The question posed by that part of the Efficacy Clause under consideration is whether the liability of the appellant for the damage to the Shrimps’ land arose out of the failure of the seeds to fulfil their use or function. The answer must be “no”. That liability was not caused by the failure of the seeds to produce Jarra grass. It arose by reason of the direct effect of the seeds upon the land. The seeds were so contaminated that Summer grass only was produced. The Efficacy Clause does not apply.
It remains to mention two further matters.

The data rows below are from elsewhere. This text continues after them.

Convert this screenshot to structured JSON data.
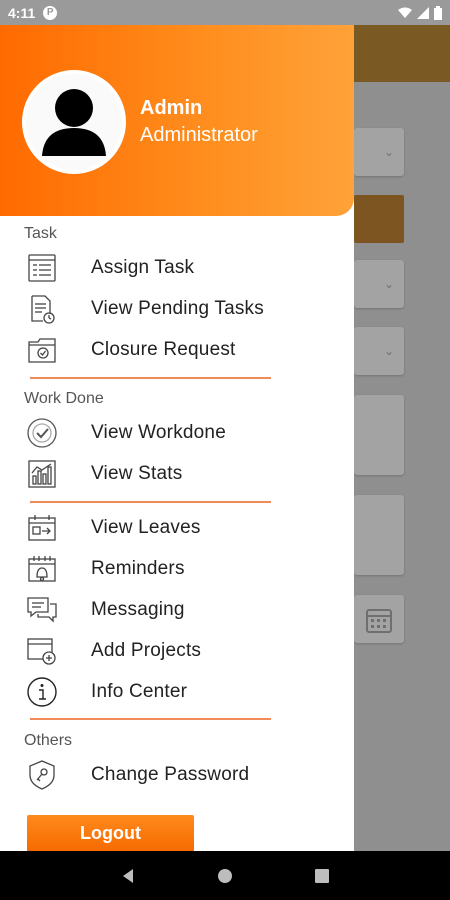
{
  "status_bar": {
    "time": "4:11",
    "badge": "P"
  },
  "header": {
    "user_name": "Admin",
    "user_role": "Administrator"
  },
  "sections": {
    "task": "Task",
    "work_done": "Work Done",
    "others": "Others"
  },
  "menu": {
    "assign_task": "Assign Task",
    "view_pending_tasks": "View Pending Tasks",
    "closure_request": "Closure Request",
    "view_workdone": "View Workdone",
    "view_stats": "View Stats",
    "view_leaves": "View Leaves",
    "reminders": "Reminders",
    "messaging": "Messaging",
    "add_projects": "Add Projects",
    "info_center": "Info Center",
    "change_password": "Change Password"
  },
  "logout_label": "Logout",
  "colors": {
    "accent": "#ff7a0f",
    "divider": "#f08a59",
    "text": "#222222"
  },
  "icons": [
    "profile-avatar-icon",
    "assign-task-icon",
    "pending-tasks-icon",
    "closure-request-icon",
    "workdone-check-icon",
    "stats-icon",
    "leaves-icon",
    "reminders-icon",
    "messaging-icon",
    "add-projects-icon",
    "info-icon",
    "change-password-icon",
    "back-icon",
    "home-icon",
    "recents-icon"
  ]
}
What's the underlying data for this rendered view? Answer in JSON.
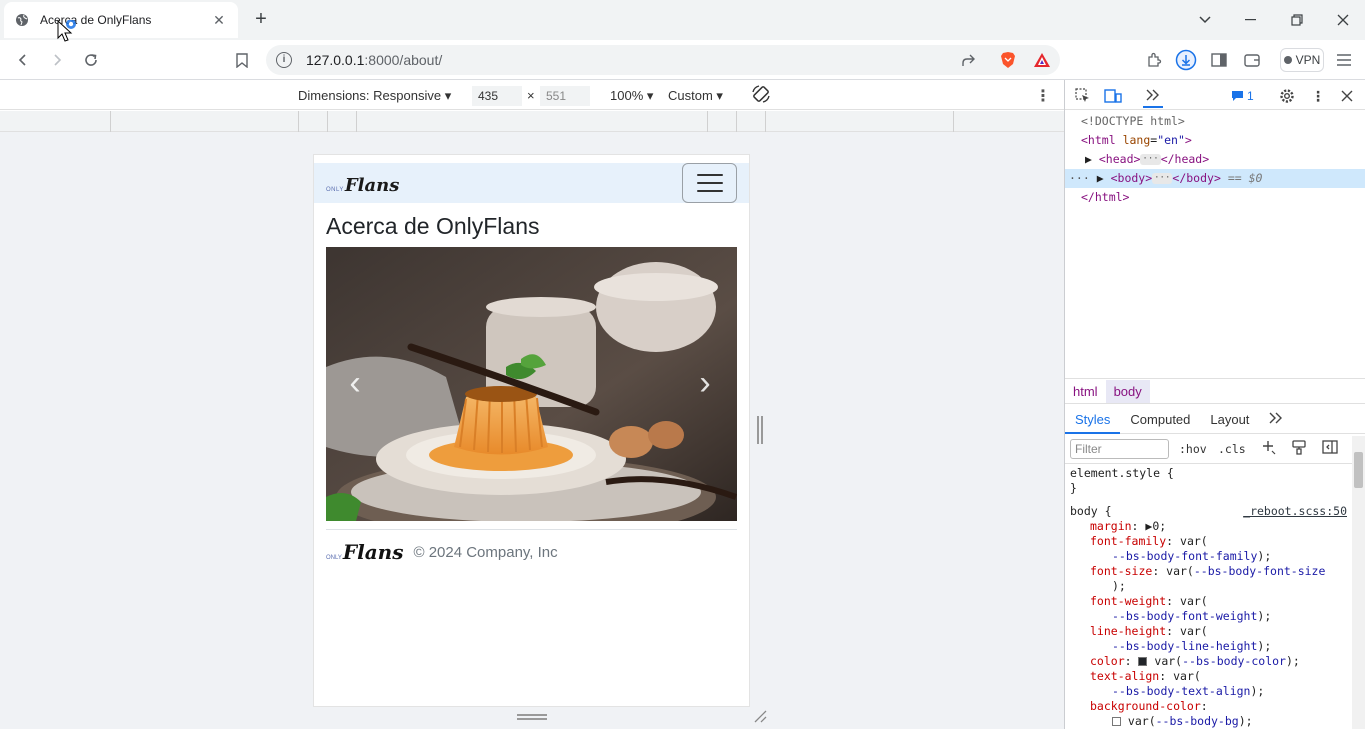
{
  "browser": {
    "tab_title": "Acerca de OnlyFlans",
    "url_host": "127.0.0.1",
    "url_rest": ":8000/about/",
    "vpn_label": "VPN"
  },
  "device_toolbar": {
    "dimensions_label": "Dimensions: Responsive",
    "width_value": "435",
    "times": "×",
    "height_placeholder": "551",
    "zoom": "100%",
    "throttle": "Custom"
  },
  "page": {
    "brand_only": "ONLY",
    "brand_flans": "Flans",
    "title": "Acerca de OnlyFlans",
    "footer_copy": "© 2024 Company, Inc",
    "carousel_prev": "‹",
    "carousel_next": "›"
  },
  "devtools": {
    "badge_count": "1",
    "dom": {
      "doctype": "<!DOCTYPE html>",
      "html_open": "<html",
      "lang_attr": "lang",
      "lang_val": "\"en\"",
      "head_tag": "<head>",
      "head_close": "</head>",
      "body_tag": "<body>",
      "body_close": "</body>",
      "sel_marker": "== $0",
      "html_close": "</html>"
    },
    "breadcrumbs": [
      "html",
      "body"
    ],
    "subtabs": [
      "Styles",
      "Computed",
      "Layout"
    ],
    "filter_placeholder": "Filter",
    "hov": ":hov",
    "cls": ".cls",
    "styles": {
      "element_style": "element.style {",
      "close_brace": "}",
      "body_selector": "body {",
      "source": "_reboot.scss:50",
      "margin_prop": "margin",
      "margin_val": "0;",
      "ff_prop": "font-family",
      "ff_var": "--bs-body-font-family",
      "fs_prop": "font-size",
      "fs_var": "--bs-body-font-size",
      "fw_prop": "font-weight",
      "fw_var": "--bs-body-font-weight",
      "lh_prop": "line-height",
      "lh_var": "--bs-body-line-height",
      "color_prop": "color",
      "color_var": "--bs-body-color",
      "ta_prop": "text-align",
      "ta_var": "--bs-body-text-align",
      "bg_prop": "background-color",
      "bg_var": "--bs-body-bg"
    }
  }
}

The factual difference with Wyeth, identified by Fraser JA, had to do with the nature of the drug. Since the personal injury claimed involved dependency and associated effects, his Honour considered that allegations must necessarily have been made of the existence of some inherent vice in the drug. Such a circumstance was far removed from injuries resulting from a failure of the drug to fulfil its intended purpose, of curing or preventing illness. It may be observed that in this respect the proper operation of the Efficacy Exclusion Clause has been identified.
His Honour distinguished the present case from Wyeth on the basis that there was nothing inherently harmful in the seeds supplied. The appellant took issue with this observation, given the extent of the contamination. It is not necessary to resolve that issue, for nothing turns upon it. The reasoning in Wyeth did not depend upon what caused the drug to produce the effects complained of. The point is that the injuries complained of, and Wyeth’s liability for them, could not be said to have arisen by reason of the failure of the drug to perform its function or serve the purposes intended.
Reference has earlier been made to the representation, which it was agreed had been made by the appellant, that the seed was Jarra grass. It may be taken to incorporate the further representation that Jarra grass and seed would be grown.
The respondents sought to characterise the representation as one as to the quality, fitness or performance of the seeds, and so bring it within the latter part of the second limb of the Efficacy Clause. Such a contention had been raised in the Court of Appeal, but the Court, understandably, did not take it up in its reasons. The representation says nothing about specific attributes of the seed, which is what representations as to quality may be taken to convey. It says nothing of the fitness or performance of the seed. Moreover, the Efficacy Clause makes it plain that what it is concerned to exclude are representations which concern “the level” of the product’s quality, fitness or performance. No such representation was made.
Brisbane Barrister – David Cormack